Keqiao, a municipal district of eastern Zhejiang Province, is not only a global trading frontier, but also a ‘Little India’ in China. Its wholesale market accounts for one-third annual turnover of China-made fabrics – the semi-finished textiles that are industrially weaved, knitted, dyed, and printed in bulk before being exported. In the local market, about 5,000 Indians have established intermediary businesses, brokering trade deals for their overseas buyers. Drawing on long-term anthropological fieldwork (2011-2012; 2016-2017), Dr. Ka-Kin Cheuk will explore the everyday business experience of these Indians in Keqiao. It unpacks the economic niche that they have created, as well as the global trading networks that have sustained this niche in the local Chinese market. In so doing, the talk seeks to bring attention to the significance of this group of Indians in the global fabric trade.
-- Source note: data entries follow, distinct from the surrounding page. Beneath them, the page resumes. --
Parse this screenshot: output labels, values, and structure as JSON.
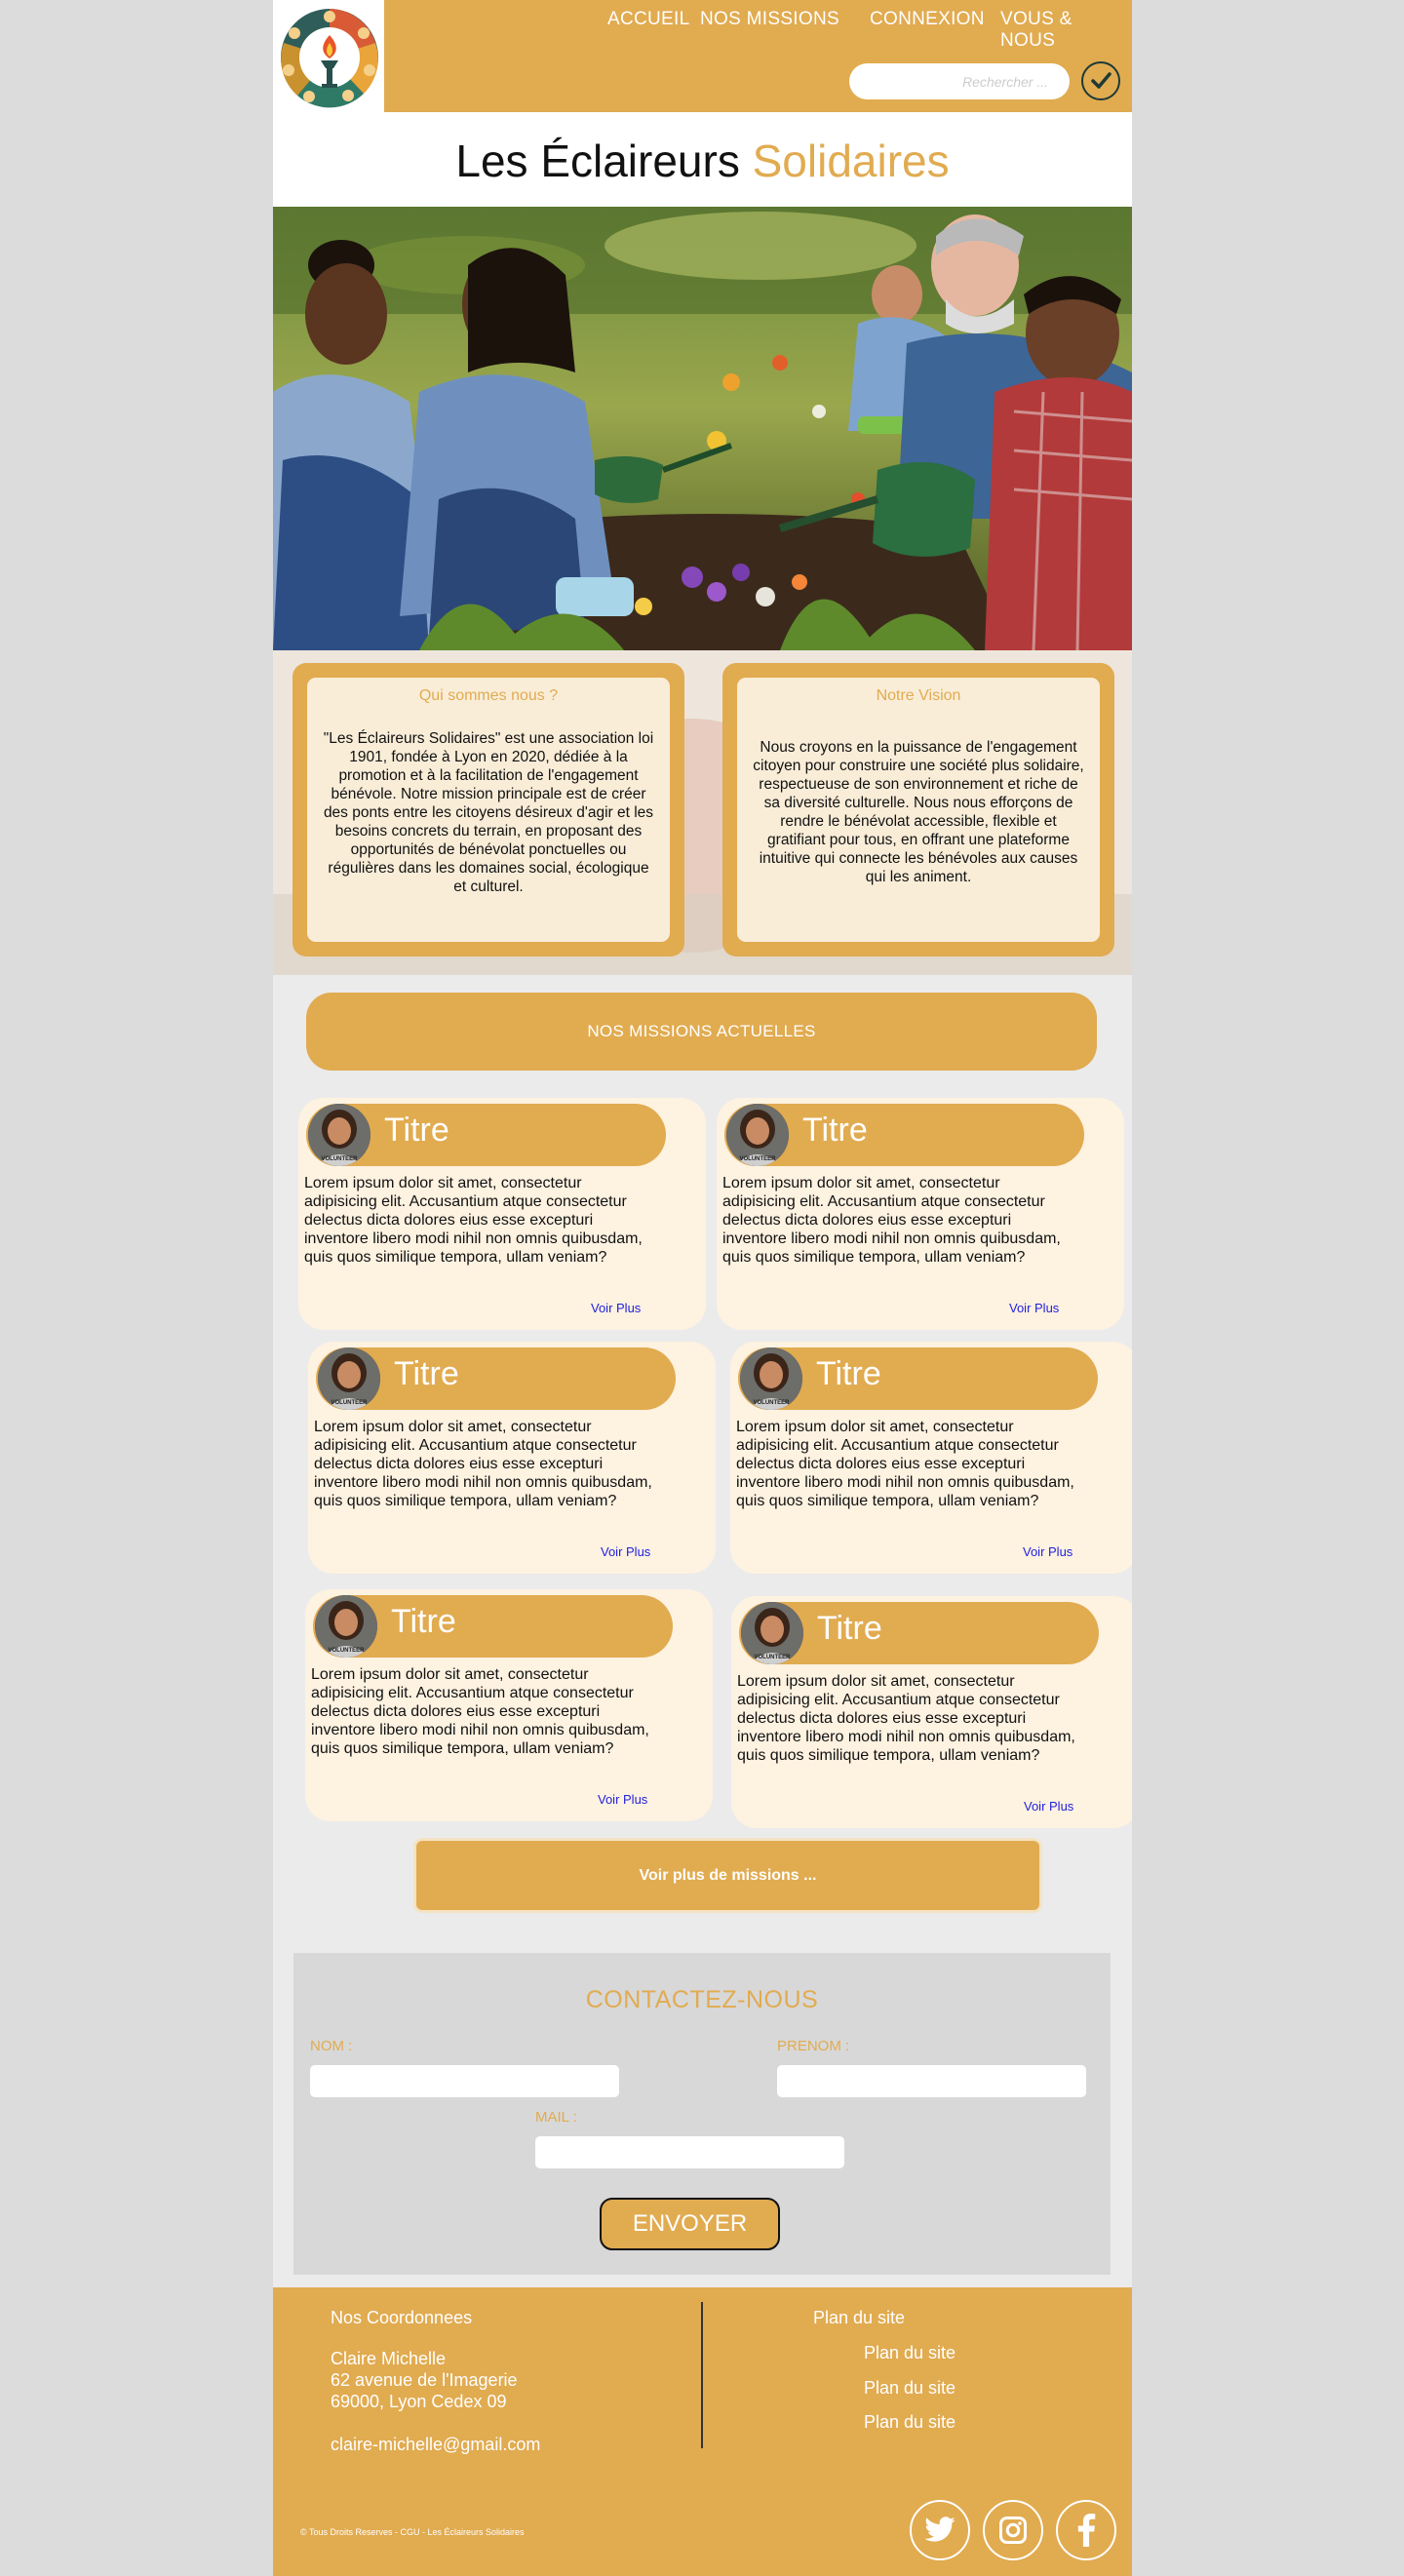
{
  "nav": {
    "home": "ACCUEIL",
    "missions": "NOS MISSIONS",
    "login": "CONNEXION",
    "about": "VOUS & NOUS",
    "search_placeholder": "Rechercher ..."
  },
  "site": {
    "title_main": "Les Éclaireurs",
    "title_accent": "Solidaires"
  },
  "about": {
    "who_title": "Qui sommes nous ?",
    "who_text": "\"Les Éclaireurs Solidaires\" est une association loi 1901, fondée à Lyon en 2020, dédiée à la promotion et à la facilitation de l'engagement bénévole. Notre mission principale est de créer des ponts entre les citoyens désireux d'agir et les besoins concrets du terrain, en proposant des opportunités de bénévolat ponctuelles ou régulières dans les domaines social, écologique et culturel.",
    "vision_title": "Notre Vision",
    "vision_text": "Nous croyons en la puissance de l'engagement citoyen pour construire une société plus solidaire, respectueuse de son environnement et riche de sa diversité culturelle. Nous nous efforçons de rendre le bénévolat accessible, flexible et gratifiant pour tous, en offrant une plateforme intuitive qui connecte les bénévoles aux causes qui les animent."
  },
  "missions": {
    "heading": "NOS MISSIONS ACTUELLES",
    "cards": [
      {
        "title": "Titre",
        "text": "Lorem ipsum dolor sit amet, consectetur adipisicing elit. Accusantium atque consectetur delectus dicta dolores eius esse excepturi inventore libero modi nihil non omnis quibusdam, quis quos similique tempora, ullam veniam?",
        "more": "Voir Plus"
      },
      {
        "title": "Titre",
        "text": "Lorem ipsum dolor sit amet, consectetur adipisicing elit. Accusantium atque consectetur delectus dicta dolores eius esse excepturi inventore libero modi nihil non omnis quibusdam, quis quos similique tempora, ullam veniam?",
        "more": "Voir Plus"
      },
      {
        "title": "Titre",
        "text": "Lorem ipsum dolor sit amet, consectetur adipisicing elit. Accusantium atque consectetur delectus dicta dolores eius esse excepturi inventore libero modi nihil non omnis quibusdam, quis quos similique tempora, ullam veniam?",
        "more": "Voir Plus"
      },
      {
        "title": "Titre",
        "text": "Lorem ipsum dolor sit amet, consectetur adipisicing elit. Accusantium atque consectetur delectus dicta dolores eius esse excepturi inventore libero modi nihil non omnis quibusdam, quis quos similique tempora, ullam veniam?",
        "more": "Voir Plus"
      },
      {
        "title": "Titre",
        "text": "Lorem ipsum dolor sit amet, consectetur adipisicing elit. Accusantium atque consectetur delectus dicta dolores eius esse excepturi inventore libero modi nihil non omnis quibusdam, quis quos similique tempora, ullam veniam?",
        "more": "Voir Plus"
      },
      {
        "title": "Titre",
        "text": "Lorem ipsum dolor sit amet, consectetur adipisicing elit. Accusantium atque consectetur delectus dicta dolores eius esse excepturi inventore libero modi nihil non omnis quibusdam, quis quos similique tempora, ullam veniam?",
        "more": "Voir Plus"
      }
    ],
    "badge_text": "VOLUNTEER",
    "more_button": "Voir plus de missions ..."
  },
  "contact": {
    "heading": "CONTACTEZ-NOUS",
    "nom_label": "NOM :",
    "prenom_label": "PRENOM :",
    "mail_label": "MAIL :",
    "send": "ENVOYER"
  },
  "footer": {
    "coords_title": "Nos Coordonnees",
    "name": "Claire Michelle",
    "address1": "62 avenue de l'Imagerie",
    "address2": "69000, Lyon Cedex 09",
    "email": "claire-michelle@gmail.com",
    "sitemap_title": "Plan du site",
    "sitemap_items": [
      "Plan du site",
      "Plan du site",
      "Plan du site"
    ],
    "copyright": "© Tous Droits Reserves - CGU - Les Éclaireurs Solidaires"
  },
  "icons": [
    "checkmark-icon",
    "twitter-icon",
    "instagram-icon",
    "facebook-icon"
  ],
  "colors": {
    "accent": "#e1ab50",
    "card_bg": "#fef2e1",
    "link": "#2222dd"
  }
}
We invite Dr. Ka-Kin Cheuk, Post-Doctoral Researcher at the Leiden University Institute for Area Studies (LIAS) to discuss.
Dr. Ka-Kin Cheuk
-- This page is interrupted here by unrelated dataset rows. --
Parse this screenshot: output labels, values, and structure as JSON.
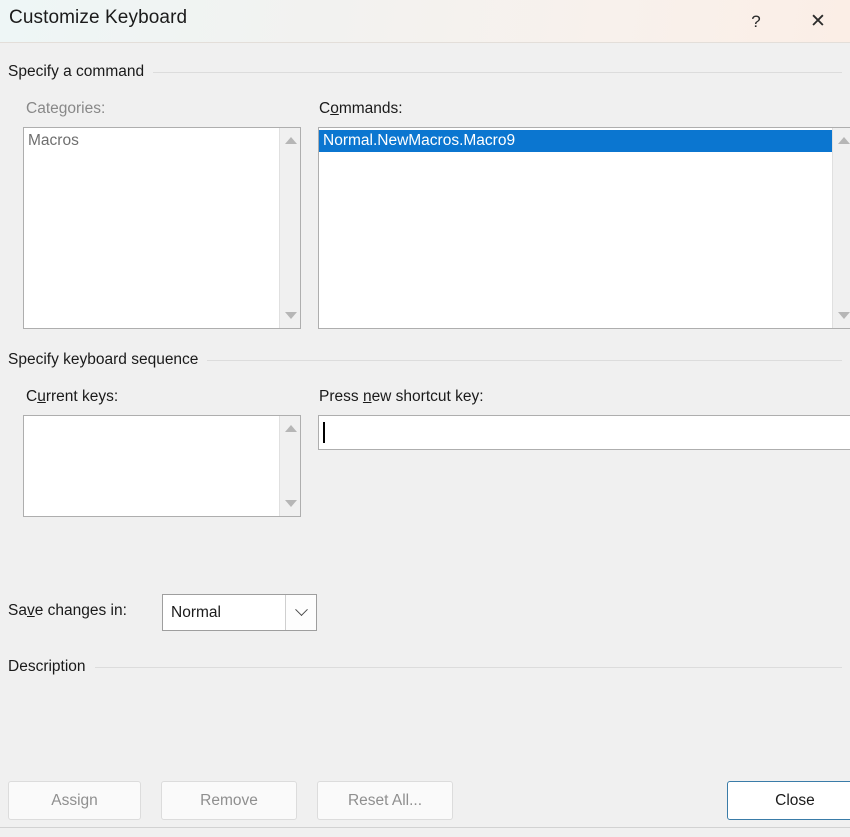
{
  "window": {
    "title": "Customize Keyboard",
    "help_icon": "question-mark-icon",
    "close_icon": "close-icon"
  },
  "groups": {
    "command": {
      "title": "Specify a command"
    },
    "keyboard": {
      "title": "Specify keyboard sequence"
    },
    "description": {
      "title": "Description",
      "body": ""
    }
  },
  "categories": {
    "label": "Categories:",
    "enabled": false,
    "items": [
      "Macros"
    ],
    "selected_index": -1
  },
  "commands": {
    "label_pre": "C",
    "label_accel": "o",
    "label_post": "mmands:",
    "label_full": "Commands:",
    "items": [
      "Normal.NewMacros.Macro9"
    ],
    "selected_index": 0,
    "selection_color": "#0b76d0"
  },
  "current_keys": {
    "label_pre": "C",
    "label_accel": "u",
    "label_post": "rrent keys:",
    "label_full": "Current keys:",
    "items": [],
    "value": ""
  },
  "new_shortcut": {
    "label_pre": "Press ",
    "label_accel": "n",
    "label_post": "ew shortcut key:",
    "label_full": "Press new shortcut key:",
    "value": "",
    "placeholder": "",
    "focused": true
  },
  "save_changes": {
    "label_pre": "Sa",
    "label_accel": "v",
    "label_post": "e changes in:",
    "label_full": "Save changes in:",
    "value": "Normal",
    "options": [
      "Normal"
    ],
    "arrow_icon": "chevron-down-icon"
  },
  "buttons": {
    "assign": {
      "label": "Assign",
      "enabled": false
    },
    "remove": {
      "label": "Remove",
      "enabled": false
    },
    "reset_all": {
      "label": "Reset All...",
      "enabled": false
    },
    "close": {
      "label": "Close",
      "enabled": true,
      "is_default": true,
      "border_color": "#3a7ca8"
    }
  },
  "scroll": {
    "up_icon": "scroll-up-arrow-icon",
    "down_icon": "scroll-down-arrow-icon"
  }
}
Dr. Ka-Kin Cheuk is a Post-Doctoral Researcher at the Leiden University Institute for Area Studies (LIAS), where he is part of an interdisciplinary Europe-China research consortium, ‘Immigration and the Transformation of Chinese Society’ (2015–2018). He completed his DPhil in Social and Cultural Anthropology at Oxford University, where he was also affiliated with the ESRC Centre on Migration, Policy and Society (COMPAS). Born and raised in Hong Kong, Ka-Kin received his B.SSc and MPhil in Anthropology from The Chinese University of Hong Kong.
Having worked on Indian diaspora in East Asia for the last decade, his most recent publications include ‘Everyday Diplomacy among Indian Traders in a Chinese Fabric Market’ (2016) in Cambridge Anthropology 34(2): 42-58 and ‘Sikhs in China, including Hong Kong’ (forthcoming in 2017) in Brill’s Encyclopedia of Sikhism.